Mi Saga, U Saga (Emmanuelle Saga), 2005

Installation view: Thyssen-Bornemisza Art Contemporary. Collection as Aleph, Kunsthaus Graz, 2008, Photo: Niki Lackner / Landesmuseum Joanneum

Installation with several neon phrases, two chandeliers, polished aluminum tubes, concrete, clamps, speakers, Wailing Wall (plastic, metal table; Camel Toe Bone; PeaRoeFoam; neon; Plexiglas; electrical wiring), and the publication "1724 Birth of the cunt"
360 x 370 x 420 cm

Californian artist Jason Rhoades’ Mi Saga, U Saga (Emmanuelle Saga) is a characteristically bewildering assemblage of objects – the enlarged fibreglass cast of a petrified camel’s toe bone found in Florida and purchased by the artist on eBay, glowing neon phrases tumbling from improvised chandeliers above a Recession-era bench, and a trademark Meccavulva (an aluminum cast designed in the shape of the mount that holds the Black Stone to a corner of the Kaaba shrine at Mecca) – arranged in seemingly arbitrary fashion, framed within a haphazard structure of metal piping, and dedicated to the cult heroine of 1970s soft-core pornographic films.
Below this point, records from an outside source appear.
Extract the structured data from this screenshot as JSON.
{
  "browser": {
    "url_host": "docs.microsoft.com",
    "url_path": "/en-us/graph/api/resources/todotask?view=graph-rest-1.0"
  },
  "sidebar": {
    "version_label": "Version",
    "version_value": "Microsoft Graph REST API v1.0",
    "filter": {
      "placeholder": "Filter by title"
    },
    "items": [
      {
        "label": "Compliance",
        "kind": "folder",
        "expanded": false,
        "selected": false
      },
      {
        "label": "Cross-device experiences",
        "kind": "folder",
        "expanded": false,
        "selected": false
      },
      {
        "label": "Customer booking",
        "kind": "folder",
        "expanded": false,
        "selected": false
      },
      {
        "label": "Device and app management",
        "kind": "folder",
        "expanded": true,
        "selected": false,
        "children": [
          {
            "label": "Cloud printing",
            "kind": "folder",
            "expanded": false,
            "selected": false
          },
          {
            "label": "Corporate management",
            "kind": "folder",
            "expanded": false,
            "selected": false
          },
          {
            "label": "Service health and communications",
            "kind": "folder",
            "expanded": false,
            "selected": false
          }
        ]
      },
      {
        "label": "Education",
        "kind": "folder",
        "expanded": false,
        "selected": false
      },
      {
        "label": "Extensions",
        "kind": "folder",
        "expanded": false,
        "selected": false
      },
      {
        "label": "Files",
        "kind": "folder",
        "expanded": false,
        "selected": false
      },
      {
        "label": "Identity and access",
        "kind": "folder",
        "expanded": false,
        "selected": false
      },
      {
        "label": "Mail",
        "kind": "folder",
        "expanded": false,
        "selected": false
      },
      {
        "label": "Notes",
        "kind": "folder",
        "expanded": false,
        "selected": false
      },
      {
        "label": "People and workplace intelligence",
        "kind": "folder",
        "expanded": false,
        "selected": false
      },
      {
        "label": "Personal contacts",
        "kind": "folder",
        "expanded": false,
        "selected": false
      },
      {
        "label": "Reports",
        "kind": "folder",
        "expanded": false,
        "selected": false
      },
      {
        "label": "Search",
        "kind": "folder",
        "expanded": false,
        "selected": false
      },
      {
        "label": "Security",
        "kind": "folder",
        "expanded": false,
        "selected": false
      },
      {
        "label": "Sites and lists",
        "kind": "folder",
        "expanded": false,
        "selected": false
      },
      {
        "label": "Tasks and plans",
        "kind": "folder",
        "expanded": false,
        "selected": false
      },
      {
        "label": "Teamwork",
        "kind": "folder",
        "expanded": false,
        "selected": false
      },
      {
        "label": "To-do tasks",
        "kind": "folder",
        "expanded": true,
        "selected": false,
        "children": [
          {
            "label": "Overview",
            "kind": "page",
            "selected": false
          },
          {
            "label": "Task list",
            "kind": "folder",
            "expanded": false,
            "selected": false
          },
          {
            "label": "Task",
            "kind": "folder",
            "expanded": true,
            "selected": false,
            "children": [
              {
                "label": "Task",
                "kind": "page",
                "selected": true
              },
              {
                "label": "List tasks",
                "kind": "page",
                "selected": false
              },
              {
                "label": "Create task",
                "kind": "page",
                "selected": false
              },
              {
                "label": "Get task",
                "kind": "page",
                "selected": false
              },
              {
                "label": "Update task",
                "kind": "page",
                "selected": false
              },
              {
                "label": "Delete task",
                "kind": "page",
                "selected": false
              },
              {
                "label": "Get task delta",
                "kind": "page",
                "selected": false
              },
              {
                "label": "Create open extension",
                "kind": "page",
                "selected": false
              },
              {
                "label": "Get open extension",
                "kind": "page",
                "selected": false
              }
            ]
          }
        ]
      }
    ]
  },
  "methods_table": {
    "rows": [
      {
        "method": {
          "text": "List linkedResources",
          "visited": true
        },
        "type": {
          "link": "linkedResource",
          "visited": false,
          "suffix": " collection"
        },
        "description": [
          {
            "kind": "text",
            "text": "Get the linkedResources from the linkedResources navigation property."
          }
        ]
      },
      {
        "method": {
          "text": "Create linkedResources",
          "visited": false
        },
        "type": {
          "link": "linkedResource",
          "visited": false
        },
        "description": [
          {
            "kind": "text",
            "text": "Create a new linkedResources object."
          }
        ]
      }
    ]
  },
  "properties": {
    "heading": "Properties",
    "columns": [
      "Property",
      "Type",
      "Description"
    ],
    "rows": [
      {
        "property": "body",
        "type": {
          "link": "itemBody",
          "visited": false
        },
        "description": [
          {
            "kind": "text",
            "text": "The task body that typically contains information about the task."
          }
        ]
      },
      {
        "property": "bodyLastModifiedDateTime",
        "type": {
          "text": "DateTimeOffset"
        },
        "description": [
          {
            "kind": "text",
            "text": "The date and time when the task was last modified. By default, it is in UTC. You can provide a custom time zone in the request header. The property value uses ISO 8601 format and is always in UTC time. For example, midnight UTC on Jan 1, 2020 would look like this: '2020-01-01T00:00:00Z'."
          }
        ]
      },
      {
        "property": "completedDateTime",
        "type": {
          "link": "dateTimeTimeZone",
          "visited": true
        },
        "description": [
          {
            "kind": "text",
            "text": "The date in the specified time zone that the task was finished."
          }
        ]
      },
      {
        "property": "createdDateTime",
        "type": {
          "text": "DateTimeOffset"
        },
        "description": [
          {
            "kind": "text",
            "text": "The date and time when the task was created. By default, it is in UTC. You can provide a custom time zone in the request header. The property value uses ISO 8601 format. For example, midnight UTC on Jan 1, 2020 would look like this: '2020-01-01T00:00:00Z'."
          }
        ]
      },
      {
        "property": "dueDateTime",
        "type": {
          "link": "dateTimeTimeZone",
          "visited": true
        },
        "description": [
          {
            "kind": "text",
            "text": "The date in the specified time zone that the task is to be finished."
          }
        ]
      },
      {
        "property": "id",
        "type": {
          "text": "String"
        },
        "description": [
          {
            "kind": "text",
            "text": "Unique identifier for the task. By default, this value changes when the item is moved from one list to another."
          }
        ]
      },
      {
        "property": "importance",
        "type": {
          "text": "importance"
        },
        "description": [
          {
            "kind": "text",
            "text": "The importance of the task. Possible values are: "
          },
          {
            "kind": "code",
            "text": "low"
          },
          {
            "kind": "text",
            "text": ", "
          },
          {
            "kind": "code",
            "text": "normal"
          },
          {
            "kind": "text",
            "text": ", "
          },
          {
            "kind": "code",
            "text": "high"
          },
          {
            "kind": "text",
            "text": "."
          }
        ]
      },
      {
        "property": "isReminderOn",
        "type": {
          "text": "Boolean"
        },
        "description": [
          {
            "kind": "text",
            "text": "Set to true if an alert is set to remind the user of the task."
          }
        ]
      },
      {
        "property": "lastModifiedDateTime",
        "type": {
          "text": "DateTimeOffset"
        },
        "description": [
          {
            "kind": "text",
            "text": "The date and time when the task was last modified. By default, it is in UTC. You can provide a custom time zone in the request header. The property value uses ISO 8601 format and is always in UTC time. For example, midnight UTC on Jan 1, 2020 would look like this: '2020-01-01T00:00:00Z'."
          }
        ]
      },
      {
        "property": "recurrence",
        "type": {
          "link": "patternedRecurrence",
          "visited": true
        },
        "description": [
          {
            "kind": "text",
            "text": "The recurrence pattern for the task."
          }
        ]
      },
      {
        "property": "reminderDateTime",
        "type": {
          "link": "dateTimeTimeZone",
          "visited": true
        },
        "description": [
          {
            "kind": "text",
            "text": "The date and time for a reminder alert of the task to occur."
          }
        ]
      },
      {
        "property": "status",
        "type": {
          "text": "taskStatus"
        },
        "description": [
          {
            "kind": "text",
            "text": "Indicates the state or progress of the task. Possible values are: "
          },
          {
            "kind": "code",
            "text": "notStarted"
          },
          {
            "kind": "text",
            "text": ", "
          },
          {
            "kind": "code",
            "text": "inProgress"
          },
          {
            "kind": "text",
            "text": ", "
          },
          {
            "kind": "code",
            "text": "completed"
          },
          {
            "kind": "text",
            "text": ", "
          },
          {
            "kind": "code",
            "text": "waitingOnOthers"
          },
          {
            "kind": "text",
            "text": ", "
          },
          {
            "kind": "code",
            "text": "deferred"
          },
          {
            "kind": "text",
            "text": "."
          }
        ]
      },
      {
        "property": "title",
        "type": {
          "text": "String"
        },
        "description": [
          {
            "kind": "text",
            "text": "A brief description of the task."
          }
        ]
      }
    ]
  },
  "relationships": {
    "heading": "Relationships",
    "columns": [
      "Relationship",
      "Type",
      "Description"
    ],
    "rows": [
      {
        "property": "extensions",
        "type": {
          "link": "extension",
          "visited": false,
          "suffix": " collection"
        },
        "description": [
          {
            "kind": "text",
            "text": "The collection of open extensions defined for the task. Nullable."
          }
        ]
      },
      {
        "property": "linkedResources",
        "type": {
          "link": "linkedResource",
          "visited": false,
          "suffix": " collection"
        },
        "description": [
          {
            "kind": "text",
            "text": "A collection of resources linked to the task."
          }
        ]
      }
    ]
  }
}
It is a dark, comic and knowingly perverse commentary on sex, money, religion, crudely blended into a quietly inflammatory whole, and a provocative critique of the often conservative yardsticks by which all art, high and low, is traditionally judged. Mi Saga, U Saga (Emmanuelle Saga) can also be read as a critique of the forms of high art. Rhoades executes transformations and ideological investigations of objects.  What might appear to be the giant, unstructured realm of a manic collector, is revealed to possess an order that is not completely transparent, but still seems to follow a system. The swelling accumulation of consumer goods and information materials that reaches monumental proportions becomes the content of the work.  With his installation, Rhoades tries to express the idea that the artist a consuming and processing subject. Everything becomes the raw material of the art: plastic buckets, monitors, gadgets, machines, tables, rolls of cable, neon letters and sounds.
– Jasper Sharp
Jason Rhoades (1965 – 2006) is known for monumental, room-filling installations. These idiosyncratic sculptures incorporate a wide range of objects including products of mass culture combined with hand-made items and biographical references. Drawing on the history of assemblage, Rhoades imbues his materials with powerful formal, narrative and allegorical links, encouraging viewers to connect and interpret the associative chains. Rhoades often drew inspiration from the city of Los Angeles where he lived and worked as well as The Great American West, informed by his rural upbringing in Northern California. His work has been exhibited internationally since the early 1990s.

This biography is from Wikipedia under an Attribution-ShareAlike Creative Commons License